_PROBLEM TO WORK ON_
Every line from the line containing "Give me the" through the final line below is to be repeated exactly; no other line is.

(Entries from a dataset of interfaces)

■ ■ ■ ■ ■

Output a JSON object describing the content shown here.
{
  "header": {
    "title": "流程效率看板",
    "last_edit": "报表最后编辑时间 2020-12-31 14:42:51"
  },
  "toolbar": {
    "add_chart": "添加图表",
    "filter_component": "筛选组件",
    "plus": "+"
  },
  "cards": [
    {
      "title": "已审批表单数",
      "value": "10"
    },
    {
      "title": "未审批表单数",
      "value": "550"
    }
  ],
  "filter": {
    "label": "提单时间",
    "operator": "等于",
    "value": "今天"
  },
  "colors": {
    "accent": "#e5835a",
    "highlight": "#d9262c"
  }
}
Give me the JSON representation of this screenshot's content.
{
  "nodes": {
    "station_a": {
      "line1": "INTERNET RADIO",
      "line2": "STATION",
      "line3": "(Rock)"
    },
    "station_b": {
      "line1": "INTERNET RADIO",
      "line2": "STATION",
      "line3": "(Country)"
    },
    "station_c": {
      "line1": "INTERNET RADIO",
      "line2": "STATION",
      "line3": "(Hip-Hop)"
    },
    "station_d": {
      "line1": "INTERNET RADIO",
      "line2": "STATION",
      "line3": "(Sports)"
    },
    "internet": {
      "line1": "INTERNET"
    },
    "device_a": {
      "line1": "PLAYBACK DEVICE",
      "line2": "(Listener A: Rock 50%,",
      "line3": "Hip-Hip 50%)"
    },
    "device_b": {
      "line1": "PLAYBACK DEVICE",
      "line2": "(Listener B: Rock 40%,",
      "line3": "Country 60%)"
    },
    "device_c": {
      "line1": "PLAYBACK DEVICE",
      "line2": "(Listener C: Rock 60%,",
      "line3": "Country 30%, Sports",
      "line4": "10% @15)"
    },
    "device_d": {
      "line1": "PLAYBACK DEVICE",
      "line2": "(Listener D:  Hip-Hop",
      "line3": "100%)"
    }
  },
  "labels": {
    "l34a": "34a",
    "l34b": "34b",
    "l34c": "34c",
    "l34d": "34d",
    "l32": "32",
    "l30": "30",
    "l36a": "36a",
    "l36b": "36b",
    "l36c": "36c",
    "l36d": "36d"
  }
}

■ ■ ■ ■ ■

_TASK SOLUTION_
Give me the JSON representation of this screenshot's content.
{
  "nodes": {
    "station_a": {
      "line1": "INTERNET RADIO",
      "line2": "STATION",
      "line3": "(Rock)"
    },
    "station_b": {
      "line1": "INTERNET RADIO",
      "line2": "STATION",
      "line3": "(Country)"
    },
    "station_c": {
      "line1": "INTERNET RADIO",
      "line2": "STATION",
      "line3": "(Hip-Hop)"
    },
    "station_d": {
      "line1": "INTERNET RADIO",
      "line2": "STATION",
      "line3": "(Sports)"
    },
    "internet": {
      "line1": "INTERNET"
    },
    "device_a": {
      "line1": "PLAYBACK DEVICE",
      "line2": "(Listener A: Rock 50%,",
      "line3": "Hip-Hip 50%)"
    },
    "device_b": {
      "line1": "PLAYBACK DEVICE",
      "line2": "(Listener B: Rock 40%,",
      "line3": "Country 60%)"
    },
    "device_c": {
      "line1": "PLAYBACK DEVICE",
      "line2": "(Listener C: Rock 60%,",
      "line3": "Country 30%, Sports",
      "line4": "10% @15)"
    },
    "device_d": {
      "line1": "PLAYBACK DEVICE",
      "line2": "(Listener D:  Hip-Hop",
      "line3": "100%)"
    }
  },
  "labels": {
    "l34a": "34a",
    "l34b": "34b",
    "l34c": "34c",
    "l34d": "34d",
    "l32": "32",
    "l30": "30",
    "l36a": "36a",
    "l36b": "36b",
    "l36c": "36c",
    "l36d": "36d"
  }
}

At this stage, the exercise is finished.